top of page

What's in YOUR Water Bottle - Choosing the Right Electrolyte Drink for Hiking


Female hikers taking a break with water bottles.
What's in your water bottle can help you be a better hiker!

In 2021 the global estimate of the electrolyte drink market was 33.65 billion US dollars. Forty percent of that market share occurred in North America! Now it seems everyone is getting into the electrolyte game, with a forecasted market growth of over 20 billion dollars by 2030. This is good news for hikers because while dehydration gets all the media attention, hyponatremia, or over hydration with dilution of essential electrolytes is a greater threat.
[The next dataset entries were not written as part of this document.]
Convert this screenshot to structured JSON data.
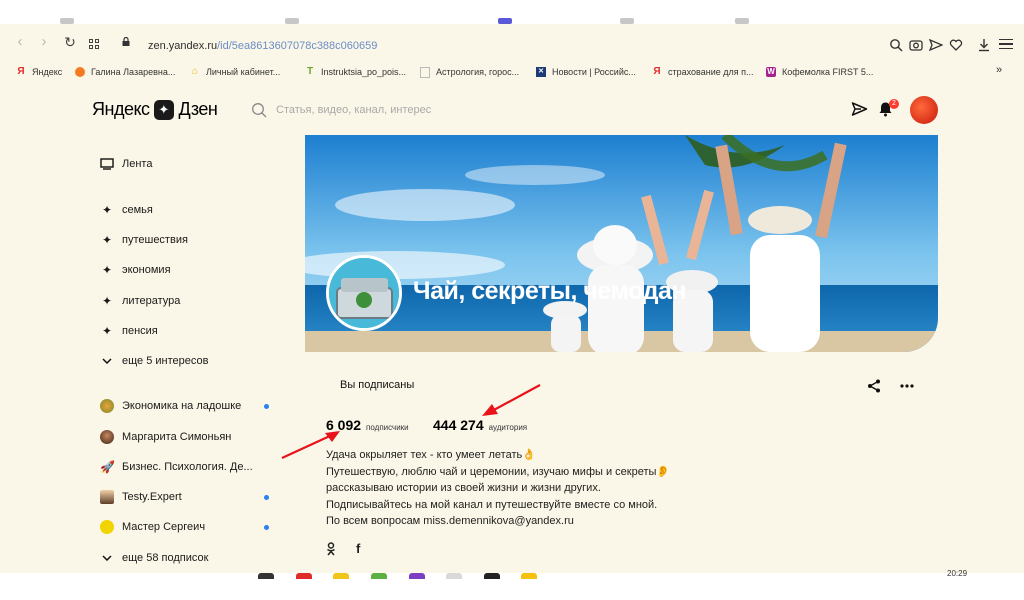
{
  "browser": {
    "url_host": "zen.yandex.ru",
    "url_path": "/id/5ea8613607078c388c060659"
  },
  "bookmarks": [
    {
      "label": "Яндекс",
      "icon": "yandex-y-icon",
      "color": "#e02b2b"
    },
    {
      "label": "Галина Лазаревна...",
      "icon": "ok-orange-icon",
      "color": "#f47a1f"
    },
    {
      "label": "Личный кабинет...",
      "icon": "house-icon",
      "color": "#f5b50a"
    },
    {
      "label": "Instruktsia_po_pois...",
      "icon": "t-icon",
      "color": "#8cc63f"
    },
    {
      "label": "Астрология, горос...",
      "icon": "page-icon",
      "color": "#bbbbbb"
    },
    {
      "label": "Новости | Российс...",
      "icon": "news-icon",
      "color": "#1d3c75"
    },
    {
      "label": "страхование для п...",
      "icon": "yandex-y-icon",
      "color": "#e02b2b"
    },
    {
      "label": "Кофемолка FIRST 5...",
      "icon": "w-icon",
      "color": "#a4228e"
    }
  ],
  "header": {
    "logo_left": "Яндекс",
    "logo_right": "Дзен",
    "search_placeholder": "Статья, видео, канал, интерес",
    "notifications_count": "2"
  },
  "sidebar": {
    "feed": "Лента",
    "interests": [
      "семья",
      "путешествия",
      "экономия",
      "литература",
      "пенсия"
    ],
    "more_interests": "еще 5 интересов",
    "subscriptions": [
      {
        "label": "Экономика на ладошке",
        "dot": true
      },
      {
        "label": "Маргарита Симоньян",
        "dot": false
      },
      {
        "label": "Бизнес. Психология. Де...",
        "dot": false
      },
      {
        "label": "Testy.Expert",
        "dot": true
      },
      {
        "label": "Мастер Сергеич",
        "dot": true
      }
    ],
    "more_subscriptions": "еще 58 подписок"
  },
  "channel": {
    "title": "Чай, секреты, чемодан",
    "subscribed_label": "Вы подписаны",
    "subscribers": "6 092",
    "subscribers_label": "подписчики",
    "audience": "444 274",
    "audience_label": "аудитория",
    "description": [
      "Удача окрыляет тех - кто умеет летать👌",
      "Путешествую, люблю чай и церемонии, изучаю мифы и секреты👂",
      "рассказываю истории из своей жизни и жизни других.",
      "Подписывайтесь на мой канал и путешествуйте вместе со мной.",
      "По всем вопросам miss.demennikova@yandex.ru"
    ],
    "social_fb": "f"
  },
  "taskbar": {
    "clock": "20:29"
  },
  "colors": {
    "page_bg": "#fbf7e8",
    "accent_blue": "#2b7ff0",
    "annotation_arrow": "#e8131b"
  }
}
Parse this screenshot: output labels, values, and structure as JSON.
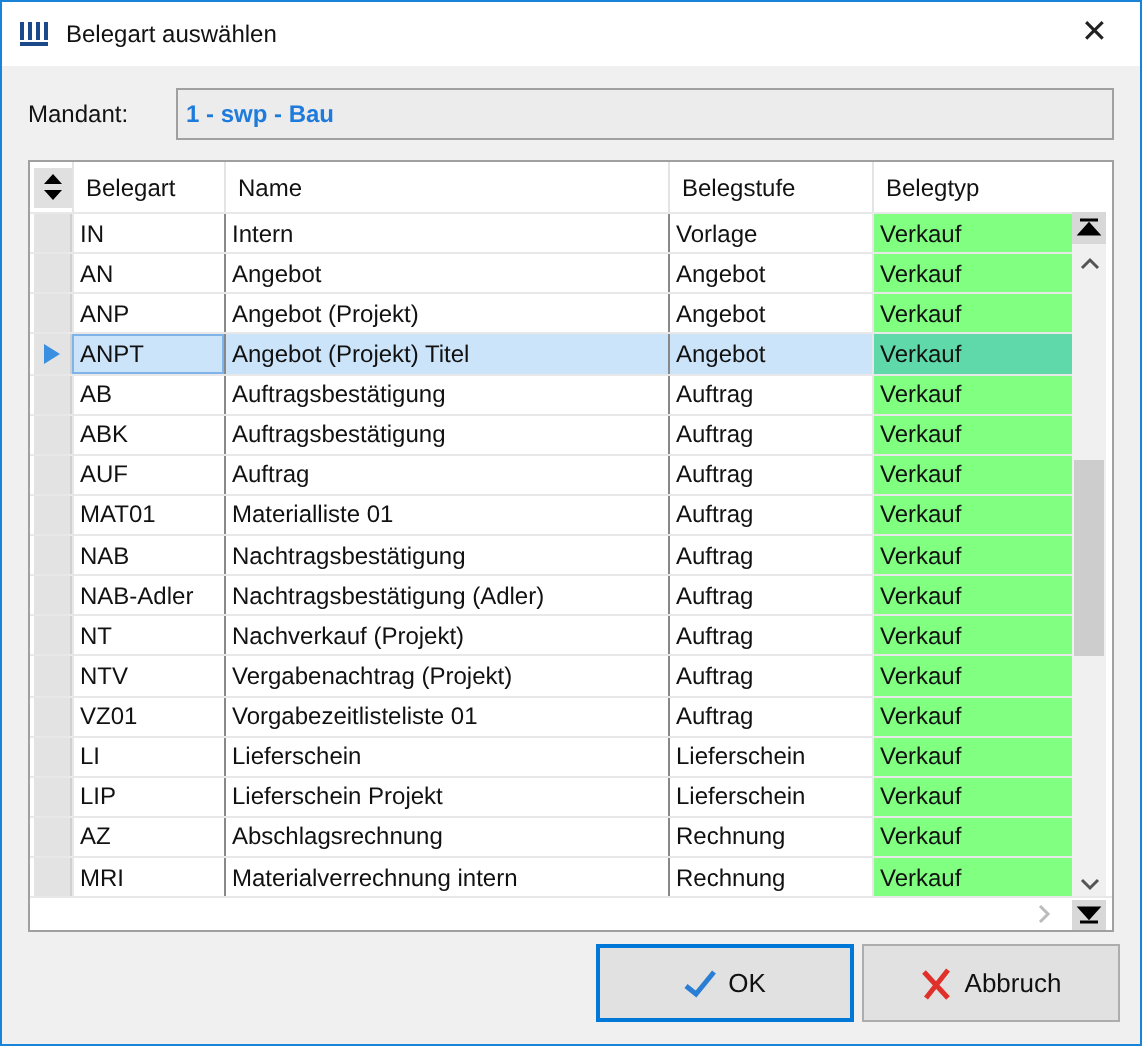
{
  "window": {
    "title": "Belegart auswählen",
    "close": "✕"
  },
  "mandant": {
    "label": "Mandant:",
    "value": "1 - swp - Bau"
  },
  "table": {
    "columns": [
      "Belegart",
      "Name",
      "Belegstufe",
      "Belegtyp"
    ],
    "rows": [
      {
        "cells": [
          "IN",
          "Intern",
          "Vorlage",
          "Verkauf"
        ],
        "selected": false
      },
      {
        "cells": [
          "AN",
          "Angebot",
          "Angebot",
          "Verkauf"
        ],
        "selected": false
      },
      {
        "cells": [
          "ANP",
          "Angebot (Projekt)",
          "Angebot",
          "Verkauf"
        ],
        "selected": false
      },
      {
        "cells": [
          "ANPT",
          "Angebot (Projekt) Titel",
          "Angebot",
          "Verkauf"
        ],
        "selected": true
      },
      {
        "cells": [
          "AB",
          "Auftragsbestätigung",
          "Auftrag",
          "Verkauf"
        ],
        "selected": false
      },
      {
        "cells": [
          "ABK",
          "Auftragsbestätigung",
          "Auftrag",
          "Verkauf"
        ],
        "selected": false
      },
      {
        "cells": [
          "AUF",
          "Auftrag",
          "Auftrag",
          "Verkauf"
        ],
        "selected": false
      },
      {
        "cells": [
          "MAT01",
          "Materialliste 01",
          "Auftrag",
          "Verkauf"
        ],
        "selected": false
      },
      {
        "cells": [
          "NAB",
          "Nachtragsbestätigung",
          "Auftrag",
          "Verkauf"
        ],
        "selected": false
      },
      {
        "cells": [
          "NAB-Adler",
          "Nachtragsbestätigung (Adler)",
          "Auftrag",
          "Verkauf"
        ],
        "selected": false
      },
      {
        "cells": [
          "NT",
          "Nachverkauf (Projekt)",
          "Auftrag",
          "Verkauf"
        ],
        "selected": false
      },
      {
        "cells": [
          "NTV",
          "Vergabenachtrag (Projekt)",
          "Auftrag",
          "Verkauf"
        ],
        "selected": false
      },
      {
        "cells": [
          "VZ01",
          "Vorgabezeitlisteliste 01",
          "Auftrag",
          "Verkauf"
        ],
        "selected": false
      },
      {
        "cells": [
          "LI",
          "Lieferschein",
          "Lieferschein",
          "Verkauf"
        ],
        "selected": false
      },
      {
        "cells": [
          "LIP",
          "Lieferschein Projekt",
          "Lieferschein",
          "Verkauf"
        ],
        "selected": false
      },
      {
        "cells": [
          "AZ",
          "Abschlagsrechnung",
          "Rechnung",
          "Verkauf"
        ],
        "selected": false
      },
      {
        "cells": [
          "MRI",
          "Materialverrechnung intern",
          "Rechnung",
          "Verkauf"
        ],
        "selected": false
      }
    ]
  },
  "buttons": [
    {
      "label": "OK",
      "kind": "ok"
    },
    {
      "label": "Abbruch",
      "kind": "cancel"
    }
  ]
}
With so many products on the market, how do you choose which electrolyte is right for you when hiking?


Electrolyte drinks replace the minerals lost by perfuse sweating in an active person, such as an athlete or someone who has been ill and is not drinking or is losing fluids through GI symptoms. These drinks contain salt, sugar, and the minerals sodium, potassium, and magnesium in varying degrees in each formulation. Additional ingredients include flavoring and coloring, which vary from natural to chemical. Electrolytes also vary in the amount of sugar they possess. Products range from somewhat high calories to zero calories. To make a good decision as to when you need which electrolytes, understand your goals and the contents of each product.
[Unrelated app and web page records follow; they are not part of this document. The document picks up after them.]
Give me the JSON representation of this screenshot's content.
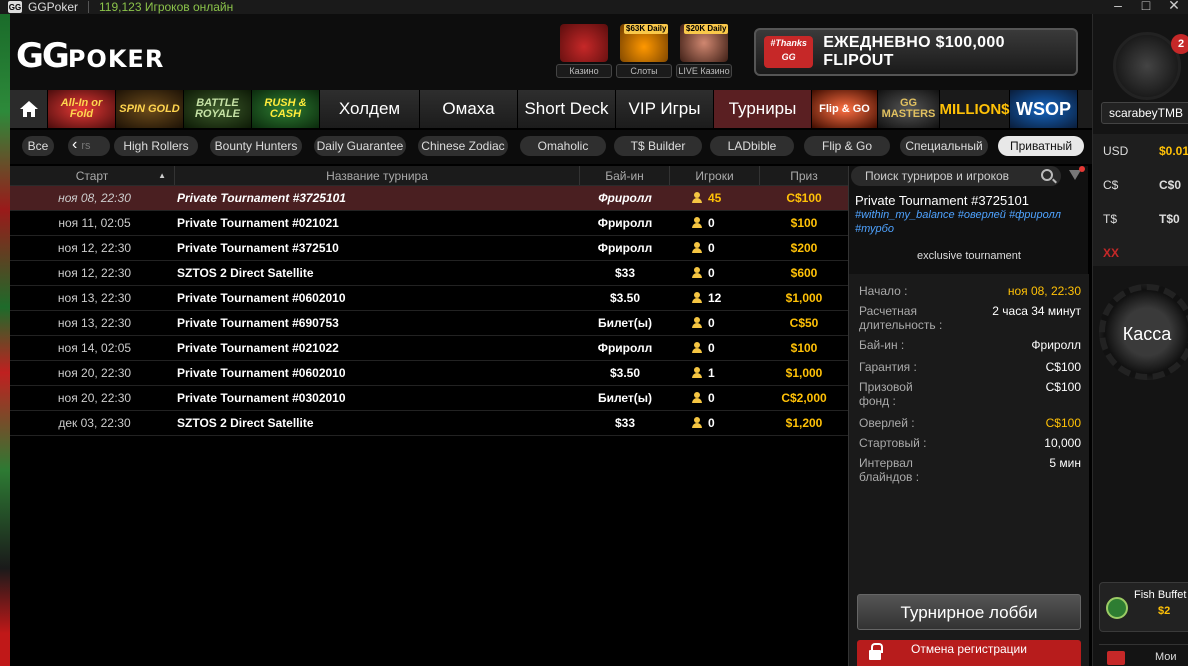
{
  "window": {
    "app_title": "GGPoker",
    "online": "119,123 Игроков онлайн",
    "logo_short": "GG"
  },
  "header": {
    "brand_gg": "GG",
    "brand_poker": "POKER",
    "shortcuts": [
      {
        "tag": "",
        "label": "Казино"
      },
      {
        "tag": "$63K Daily",
        "label": "Слоты"
      },
      {
        "tag": "$20K Daily",
        "label": "LIVE Казино"
      }
    ],
    "promo_badge": "#Thanks GG",
    "promo_text": "ЕЖЕДНЕВНО $100,000 FLIPOUT"
  },
  "nav": {
    "promos_left": [
      "All-In or Fold",
      "SPIN GOLD",
      "BATTLE ROYALE",
      "RUSH & CASH"
    ],
    "tabs": [
      "Холдем",
      "Омаха",
      "Short Deck",
      "VIP Игры",
      "Турниры"
    ],
    "active_tab": "Турниры",
    "promos_right": [
      "Flip & GO",
      "GG MASTERS",
      "MILLION$",
      "WSOP"
    ]
  },
  "filters": {
    "chips": [
      "Все",
      "High Rollers",
      "Bounty Hunters",
      "Daily Guarantee",
      "Chinese Zodiac",
      "Omaholic",
      "T$ Builder",
      "LADbible",
      "Flip & Go",
      "Специальный",
      "Приватный"
    ],
    "back_glyph": "‹",
    "back_partial": "rs",
    "active": "Приватный"
  },
  "table": {
    "columns": [
      "Старт",
      "Название турнира",
      "Бай-ин",
      "Игроки",
      "Приз"
    ],
    "rows": [
      {
        "start": "ноя 08, 22:30",
        "name": "Private Tournament #3725101",
        "buyin": "Фриролл",
        "players": "45",
        "prize": "C$100",
        "selected": true
      },
      {
        "start": "ноя 11, 02:05",
        "name": "Private Tournament #021021",
        "buyin": "Фриролл",
        "players": "0",
        "prize": "$100"
      },
      {
        "start": "ноя 12, 22:30",
        "name": "Private Tournament #372510",
        "buyin": "Фриролл",
        "players": "0",
        "prize": "$200"
      },
      {
        "start": "ноя 12, 22:30",
        "name": "SZTOS 2 Direct Satellite",
        "buyin": "$33",
        "players": "0",
        "prize": "$600"
      },
      {
        "start": "ноя 13, 22:30",
        "name": "Private Tournament #0602010",
        "buyin": "$3.50",
        "players": "12",
        "prize": "$1,000"
      },
      {
        "start": "ноя 13, 22:30",
        "name": "Private Tournament #690753",
        "buyin": "Билет(ы)",
        "players": "0",
        "prize": "C$50"
      },
      {
        "start": "ноя 14, 02:05",
        "name": "Private Tournament #021022",
        "buyin": "Фриролл",
        "players": "0",
        "prize": "$100"
      },
      {
        "start": "ноя 20, 22:30",
        "name": "Private Tournament #0602010",
        "buyin": "$3.50",
        "players": "1",
        "prize": "$1,000"
      },
      {
        "start": "ноя 20, 22:30",
        "name": "Private Tournament #0302010",
        "buyin": "Билет(ы)",
        "players": "0",
        "prize": "C$2,000"
      },
      {
        "start": "дек 03, 22:30",
        "name": "SZTOS 2 Direct Satellite",
        "buyin": "$33",
        "players": "0",
        "prize": "$1,200"
      }
    ]
  },
  "detail": {
    "search_placeholder": "Поиск турниров и игроков",
    "title": "Private Tournament #3725101",
    "tags": "#within_my_balance #оверлей #фриролл #турбо",
    "exclusive": "exclusive tournament",
    "info": [
      {
        "label": "Начало :",
        "value": "ноя 08, 22:30",
        "gold": true
      },
      {
        "label": "Расчетная длительность :",
        "value": "2 часа 34 минут"
      },
      {
        "label": "Бай-ин :",
        "value": "Фриролл"
      },
      {
        "label": "Гарантия :",
        "value": "C$100"
      },
      {
        "label": "Призовой фонд :",
        "value": "C$100"
      },
      {
        "label": "Оверлей :",
        "value": "C$100",
        "gold": true
      },
      {
        "label": "Стартовый :",
        "value": "10,000"
      },
      {
        "label": "Интервал блайндов :",
        "value": "5 мин"
      }
    ],
    "lobby_button": "Турнирное лобби",
    "cancel_button": "Отмена регистрации"
  },
  "sidebar": {
    "badge": "2",
    "username": "scarabeyTMB",
    "balances": [
      {
        "cur": "USD",
        "val": "$0.01"
      },
      {
        "cur": "C$",
        "val": "C$0"
      },
      {
        "cur": "T$",
        "val": "T$0"
      }
    ],
    "bal_extra": "XX",
    "kassa": "Касса",
    "fish_name": "Fish Buffet",
    "fish_value": "$2",
    "more": "Мои"
  }
}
A typical rule of thumb is that water is a sufficient fluid replacement if you exercise for less than an hour. If hiking in temperate conditions for more than an hour, you may need some electrolyte replacement if you typically sweat heavily. If it is hot, you'll need to replace the fluids and minerals you've lost through sweating. While electrolyte drinks are easy and portable, you can also replace lost salts through salty foods and snacks. Drinks with calories have added carbohydrates and mean you don't have to stop as often to eat. They can assist you in keeping your blood sugar more stable by taking sips of the electrolyte mixture now and then rather than having a hefty snack. In the video below, I give examples of the different types of electrolyte drinks and when to use them. (Some of the products I review are Drip Drop, Skratch Lab, Tailwind, Voost, Nuun.) If you would like to know more about how to fuel and supplement your electrolytes, schedule a free consultation with me, and we'll talk about the best way for you to stay hydrated and become a healthier hiker!


This post contains affiliate links which help offset the cost of maintaining the website by offering me a small commission on the sale of recommended products at no additional cost to you. Thank you!

413 views0 comments
bottom of page